Today, the Myers Briggs is one of the most widely used instruments.  Many people find it useful as a way of understanding themselves, as well as their commonalities and differences with others.  Not only is it often used as a tool for self-understanding and career development, but many organizations also use this assessment for the purposes of team building, management/leadership training, and to help recognize differences in communication styles – all of which have direct implications during every phase of one’s job search.

3.  How to use the results?
The Myers Briggs will not tell you specific career paths you should choose; however, you can utilize your results to consider the pros and cons of different employment sectors/occupations and how much they match with your personal preferences.
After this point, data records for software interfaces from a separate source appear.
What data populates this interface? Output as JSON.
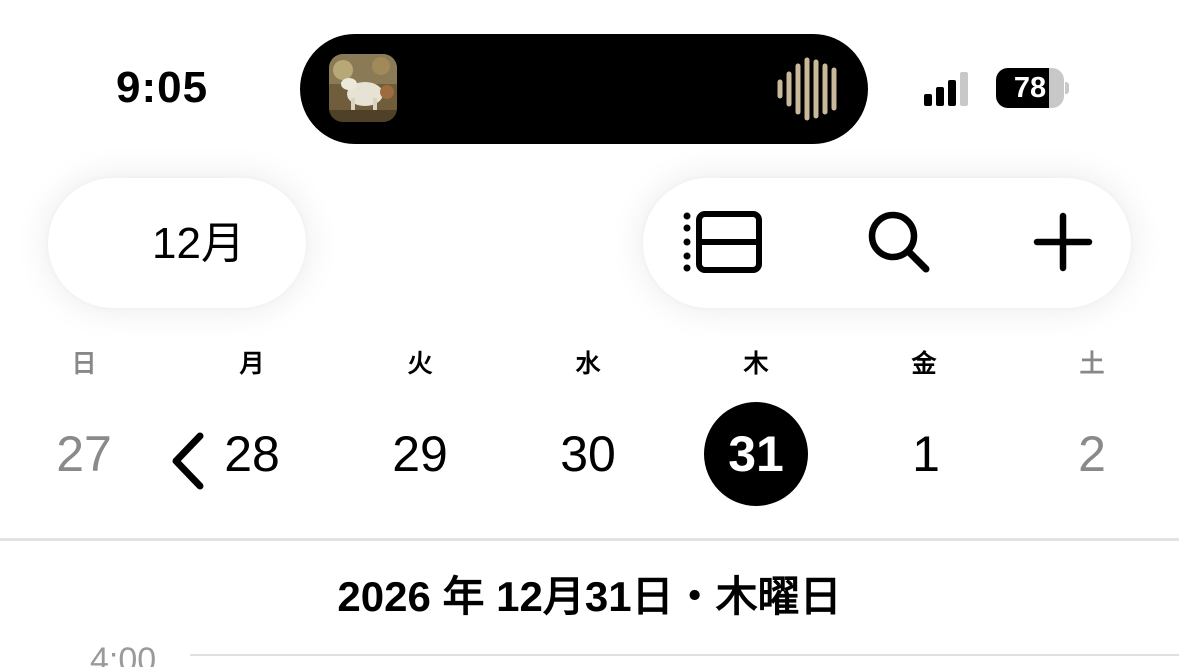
{
  "status_bar": {
    "time": "9:05",
    "battery_percent": "78",
    "battery_level": 0.78,
    "signal_bars_active": 3,
    "now_playing_icon": "album-artwork",
    "audio_indicator_icon": "waveform-icon"
  },
  "header": {
    "back_label": "12月",
    "back_icon": "chevron-left-icon",
    "tools": [
      "list-view-icon",
      "search-icon",
      "plus-icon"
    ]
  },
  "week": {
    "labels": [
      "日",
      "月",
      "火",
      "水",
      "木",
      "金",
      "土"
    ],
    "days": [
      "27",
      "28",
      "29",
      "30",
      "31",
      "1",
      "2"
    ],
    "today_index": 4
  },
  "date_heading": "2026 年 12月31日・木曜日",
  "timeline": {
    "first_hour_label": "4:00"
  },
  "colors": {
    "accent": "#000000",
    "muted_text": "#8a8a8a",
    "separator": "#e3e3e3"
  }
}
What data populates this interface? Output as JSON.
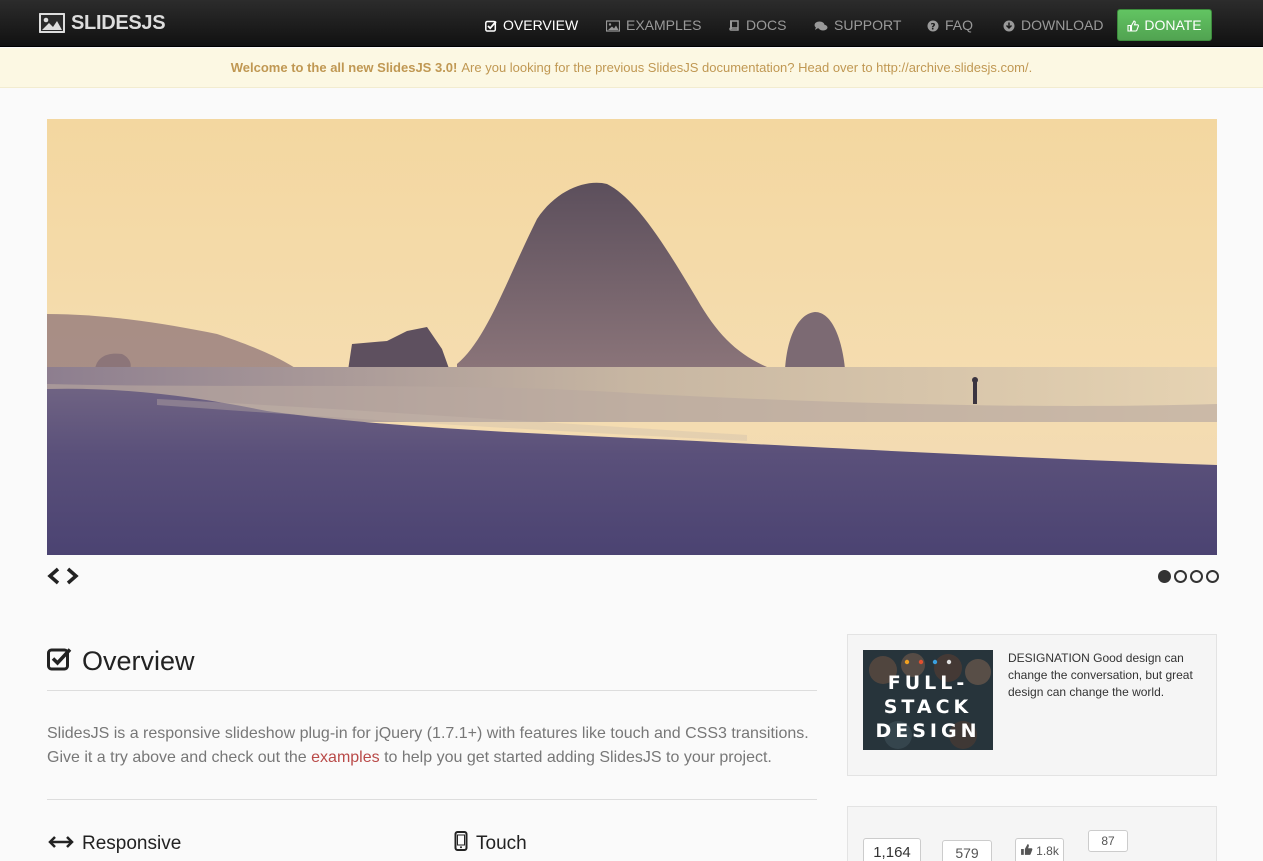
{
  "brand": {
    "name": "SLIDESJS"
  },
  "nav": {
    "items": [
      {
        "label": "OVERVIEW",
        "icon": "check-square-icon",
        "active": true
      },
      {
        "label": "EXAMPLES",
        "icon": "picture-icon"
      },
      {
        "label": "DOCS",
        "icon": "book-icon"
      },
      {
        "label": "SUPPORT",
        "icon": "comments-icon"
      },
      {
        "label": "FAQ",
        "icon": "question-circle-icon"
      },
      {
        "label": "DOWNLOAD",
        "icon": "download-icon"
      }
    ],
    "donate": {
      "label": "DONATE",
      "icon": "thumbs-up-icon",
      "color": "#5bb75b"
    }
  },
  "alert": {
    "strong": "Welcome to the all new SlidesJS 3.0!",
    "text": "Are you looking for the previous SlidesJS documentation? Head over to http://archive.slidesjs.com/."
  },
  "slideshow": {
    "current_slide": 1,
    "total_slides": 4
  },
  "overview": {
    "title": "Overview",
    "text_before": "SlidesJS is a responsive slideshow plug-in for jQuery (1.7.1+) with features like touch and CSS3 transitions. Give it a try above and check out the ",
    "link": "examples",
    "text_after": " to help you get started adding SlidesJS to your project."
  },
  "features": [
    {
      "label": "Responsive",
      "icon": "resize-horizontal-icon"
    },
    {
      "label": "Touch",
      "icon": "mobile-phone-icon"
    }
  ],
  "ad": {
    "image_text": [
      "FULL-",
      "STACK",
      "DESIGN"
    ],
    "copy": "DESIGNATION Good design can change the conversation, but great design can change the world."
  },
  "social": {
    "count_1": "1,164",
    "count_2": "579",
    "likes": "1.8k",
    "comments": "87"
  }
}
STRONG INTEREST INVENTORY

1.  What is it?
The Strong Interest Inventory was written by psychologist, E.K. Strong, Jr.  in 1927 with the purpose of helping individuals exiting military service to find suitable occupations.  Today, the Strong Interest Inventory is based on John Holland’s theory of occupational themes. Work environments are classified into six different theme codes — Realistic, Investigative, Artistic, Social, Enterprising, & Conventional (RIASEC). Generally, the Strong gives each test taker a three letter code representing their highest matches.

2.  Why should you take it?
This is a helpful tool if you are uncertain about your career interests.  It connects your interests with possible career options and categorizes your interests based on four different scales: General Occupational Themes, Basic Interest Scales, Occupational Scales, and Personal Style Scales.  Anyone can take this assessment; however, young adults might benefit the most since it also helps to highlight new occupations which might not have been considered.

 3.  How to use the results?
The Strong Interest Inventory generates a list of your top ten basic occupations and these results can give you new ideas and occupations to consider as you continue your career exploration and planning. The Department of Labor (DOL) has been using the RIASEC model in its free online database, the Occupational Information Network  (O*NET).  This is extremely helpful because you can take the information that you learn from your Strong Interest Inventory to explore even more occupations of possible interest.  Then, you can utilize the DOL’s Occupational Outlook Handbook to look into each occupation more in-depth by examining preferred qualifications, projected industry growth and typical work environments.

***

More information on both assessments can be discussed with a career counselor or online through CPP, Inc., the company which administers both the Myers-Briggs and the Strong Interest Inventory. Additionally, the OITE encourages individuals to participate in the Workplace Dynamics workshop series where the MBTI is administered and discussed as a group with the aim of helping you better understand yourself and your communication skills.

Advertisements

2014 Career Success Plan

January 10, 2014

Here at OITE, our continued resolution is to help trainees become skilled in a variety of core competencies.  We view these four competencies as vital to your career development.

They include:
1. Career Exploration and Planning
2. Communicating
3. Teaching and Mentoring
4. Leading and Managing

Our goal for the blog this year is to cover a variety of resources and projected outcomes for each of these core competencies.

One of the first we will tackle is career exploration and planning.  This often involves four phases: Exploration, Preparation, Action, and Adaptation.  You will most likely go through these steps more than once because one’s career development very rarely follows a linear projection. Look next week for a blog on the topic of career exploration and planning, specifically individual development plans.

Hopefully, by covering all four of the core competencies, we will help to establish a thematic framework as you continue to read the blog throughout the year.  We will label and categorize each new post accordingly, so that the blog becomes a searchable site for you to easily navigate.  In addition, we hope this gives you some inspiration as you set your own new year’s career goals.  For a more detailed view of the graphic, please click on the image to enlarge.

Diagram of four core competencies; including: Career Exploration & Planning, Communicating, Teaching & Mentoring and Leading & Managing